SUPPLIED DATA:
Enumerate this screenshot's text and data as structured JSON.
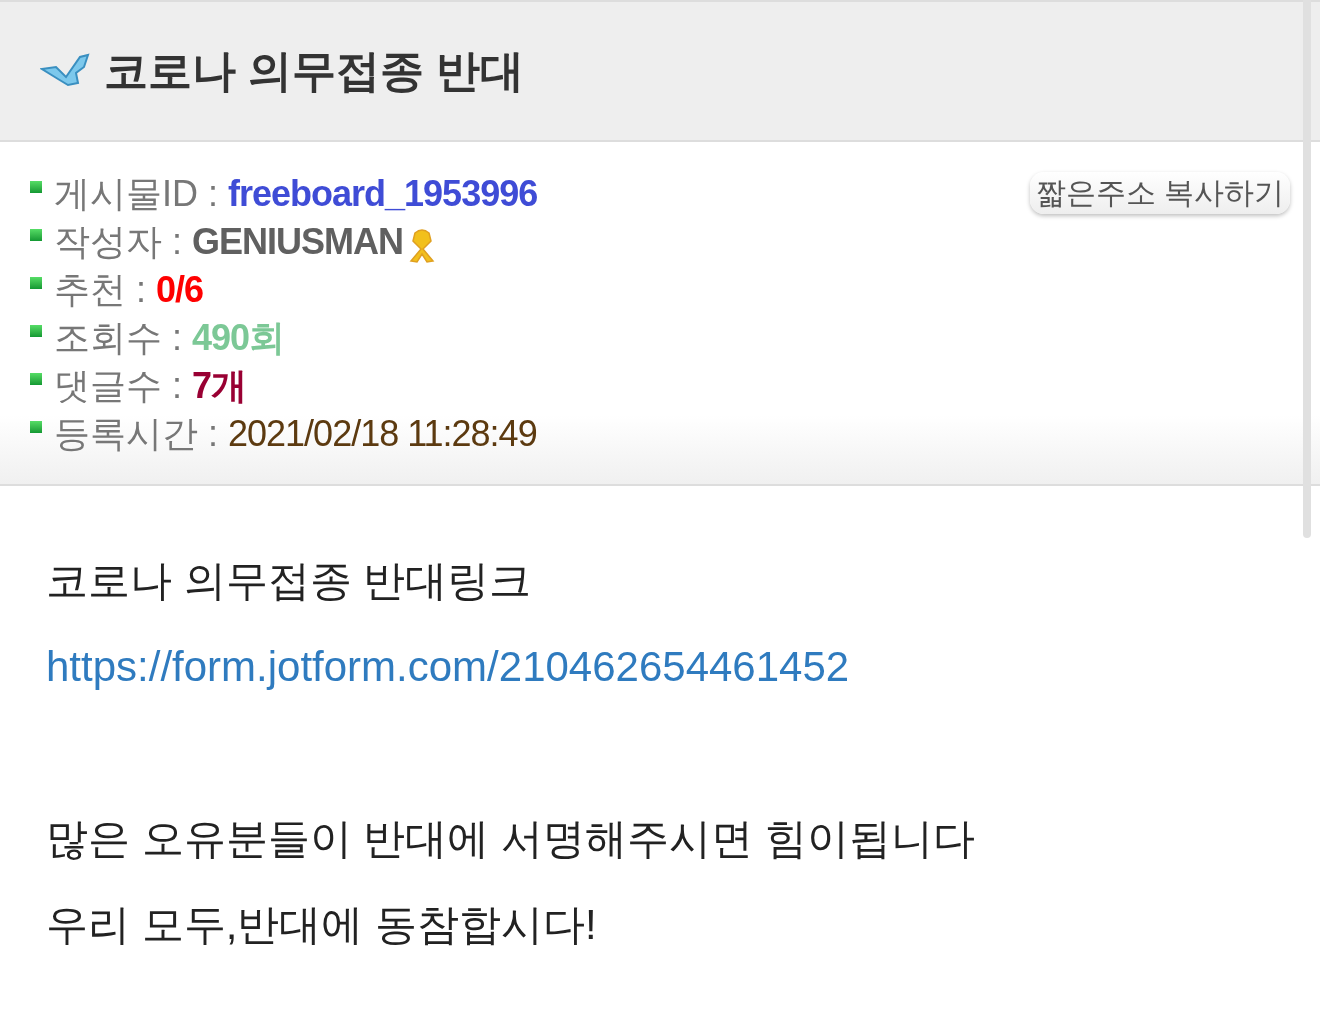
{
  "header": {
    "title": "코로나 의무접종 반대"
  },
  "meta": [
    {
      "label": "게시물ID :",
      "value": "freeboard_1953996",
      "color": "#3f4cd6"
    },
    {
      "label": "작성자 :",
      "value": "GENIUSMAN",
      "color": "#606060",
      "badge": true
    },
    {
      "label": "추천 :",
      "value": "0/6",
      "color": "#ff0000"
    },
    {
      "label": "조회수 :",
      "value": "490회",
      "color": "#7cc896"
    },
    {
      "label": "댓글수 :",
      "value": "7개",
      "color": "#990033"
    },
    {
      "label": "등록시간 :",
      "value": "2021/02/18 11:28:49",
      "color": "#5c3a10"
    }
  ],
  "copy_button": "짧은주소 복사하기",
  "body": [
    {
      "kind": "text",
      "text": "코로나 의무접종 반대링크"
    },
    {
      "kind": "link",
      "text": "https://form.jotform.com/210462654461452"
    },
    {
      "kind": "blank"
    },
    {
      "kind": "text",
      "text": "많은 오유분들이 반대에 서명해주시면 힘이됩니다"
    },
    {
      "kind": "text",
      "text": "우리 모두,반대에 동참합시다!"
    }
  ]
}
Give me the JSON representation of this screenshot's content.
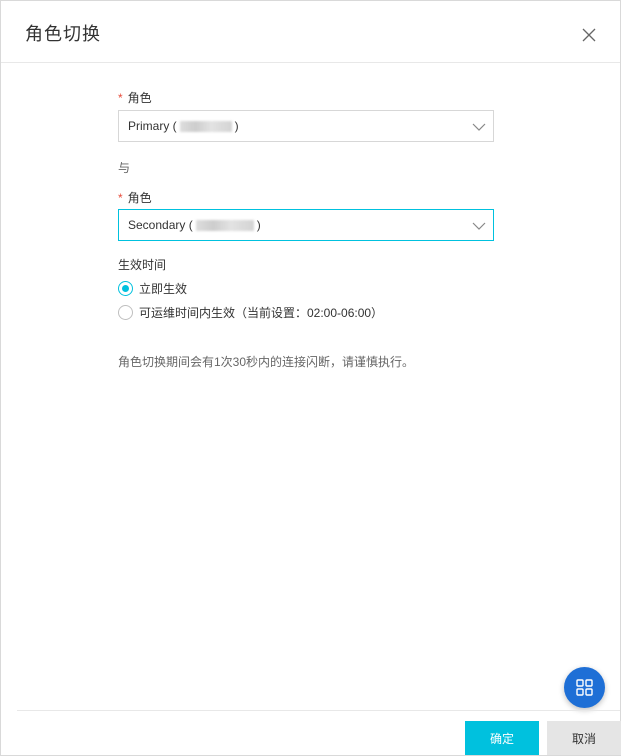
{
  "dialog": {
    "title": "角色切换"
  },
  "form": {
    "required_mark": "*",
    "role1": {
      "label": "角色",
      "prefix": "Primary (",
      "suffix": ")"
    },
    "conjunction": "与",
    "role2": {
      "label": "角色",
      "prefix": "Secondary (",
      "suffix": ")"
    },
    "effective_time": {
      "label": "生效时间",
      "options": [
        {
          "label": "立即生效",
          "checked": true
        },
        {
          "label": "可运维时间内生效（当前设置：02:00-06:00）",
          "checked": false
        }
      ]
    },
    "note": "角色切换期间会有1次30秒内的连接闪断，请谨慎执行。"
  },
  "footer": {
    "ok_label": "确定",
    "cancel_label": "取消"
  },
  "colors": {
    "accent": "#00c1de",
    "required": "#e74c3c",
    "fab": "#1e6fd6"
  },
  "icons": {
    "close": "close-icon",
    "chevron": "chevron-down-icon",
    "fab": "grid-icon"
  }
}
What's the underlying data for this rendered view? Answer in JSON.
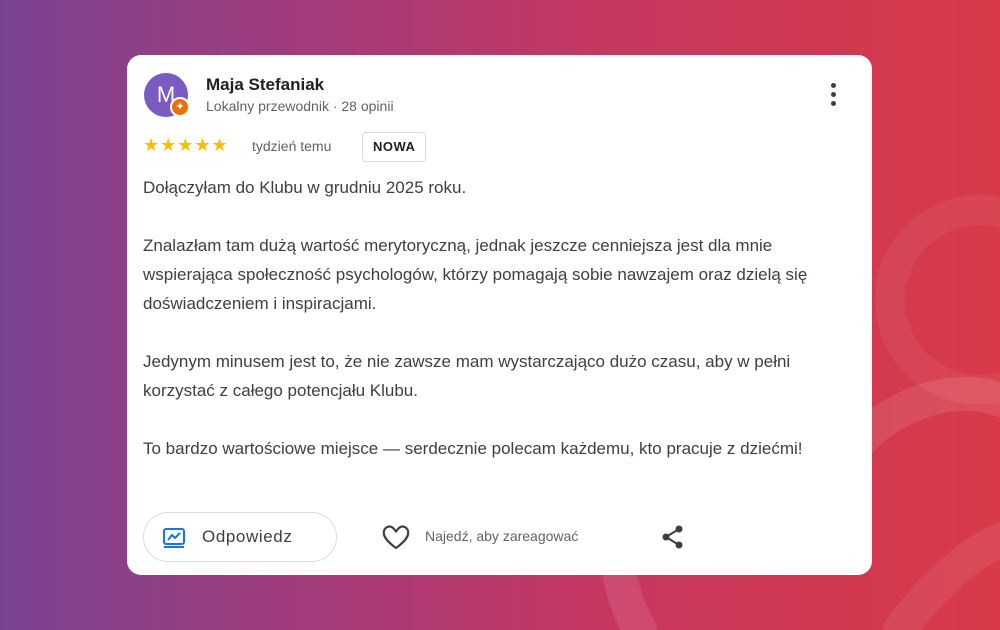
{
  "colors": {
    "background_left": "#7a4391",
    "background_right": "#d83a48",
    "card": "#ffffff",
    "avatar": "#7b5bc2",
    "badge": "#e8710a",
    "stars": "#fbbc04",
    "reply_icon": "#1a73e8"
  },
  "review": {
    "author": {
      "initial": "M",
      "name": "Maja Stefaniak",
      "subtitle": "Lokalny przewodnik · 28 opinii",
      "badge_icon": "local-guide-star-icon"
    },
    "rating": {
      "value": 5,
      "max": 5,
      "stars": "★★★★★"
    },
    "time": "tydzień temu",
    "tag": "NOWA",
    "paragraphs": [
      "Dołączyłam do Klubu w grudniu 2025 roku.",
      "Znalazłam tam dużą wartość merytoryczną, jednak jeszcze cenniejsza jest dla mnie wspierająca społeczność psychologów, którzy pomagają sobie nawzajem oraz dzielą się doświadczeniem i inspiracjami.",
      "Jedynym minusem jest to, że nie zawsze mam wystarczająco dużo czasu, aby w pełni korzystać z całego potencjału Klubu.",
      "To bardzo wartościowe miejsce — serdecznie polecam każdemu, kto pracuje z dziećmi!"
    ]
  },
  "actions": {
    "reply_label": "Odpowiedz",
    "reply_icon": "reply-icon",
    "react_hint": "Najedź, aby zareagować",
    "react_icon": "heart-icon",
    "share_icon": "share-icon",
    "menu_icon": "more-vert-icon"
  }
}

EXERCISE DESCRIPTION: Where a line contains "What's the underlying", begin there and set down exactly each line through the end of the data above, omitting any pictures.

ANSWER FOR THE TASK:
What's the underlying data for this rendered view? Answer in JSON.
{
  "colors": {
    "background_left": "#7a4391",
    "background_right": "#d83a48",
    "card": "#ffffff",
    "avatar": "#7b5bc2",
    "badge": "#e8710a",
    "stars": "#fbbc04",
    "reply_icon": "#1a73e8"
  },
  "review": {
    "author": {
      "initial": "M",
      "name": "Maja Stefaniak",
      "subtitle": "Lokalny przewodnik · 28 opinii",
      "badge_icon": "local-guide-star-icon"
    },
    "rating": {
      "value": 5,
      "max": 5,
      "stars": "★★★★★"
    },
    "time": "tydzień temu",
    "tag": "NOWA",
    "paragraphs": [
      "Dołączyłam do Klubu w grudniu 2025 roku.",
      "Znalazłam tam dużą wartość merytoryczną, jednak jeszcze cenniejsza jest dla mnie wspierająca społeczność psychologów, którzy pomagają sobie nawzajem oraz dzielą się doświadczeniem i inspiracjami.",
      "Jedynym minusem jest to, że nie zawsze mam wystarczająco dużo czasu, aby w pełni korzystać z całego potencjału Klubu.",
      "To bardzo wartościowe miejsce — serdecznie polecam każdemu, kto pracuje z dziećmi!"
    ]
  },
  "actions": {
    "reply_label": "Odpowiedz",
    "reply_icon": "reply-icon",
    "react_hint": "Najedź, aby zareagować",
    "react_icon": "heart-icon",
    "share_icon": "share-icon",
    "menu_icon": "more-vert-icon"
  }
}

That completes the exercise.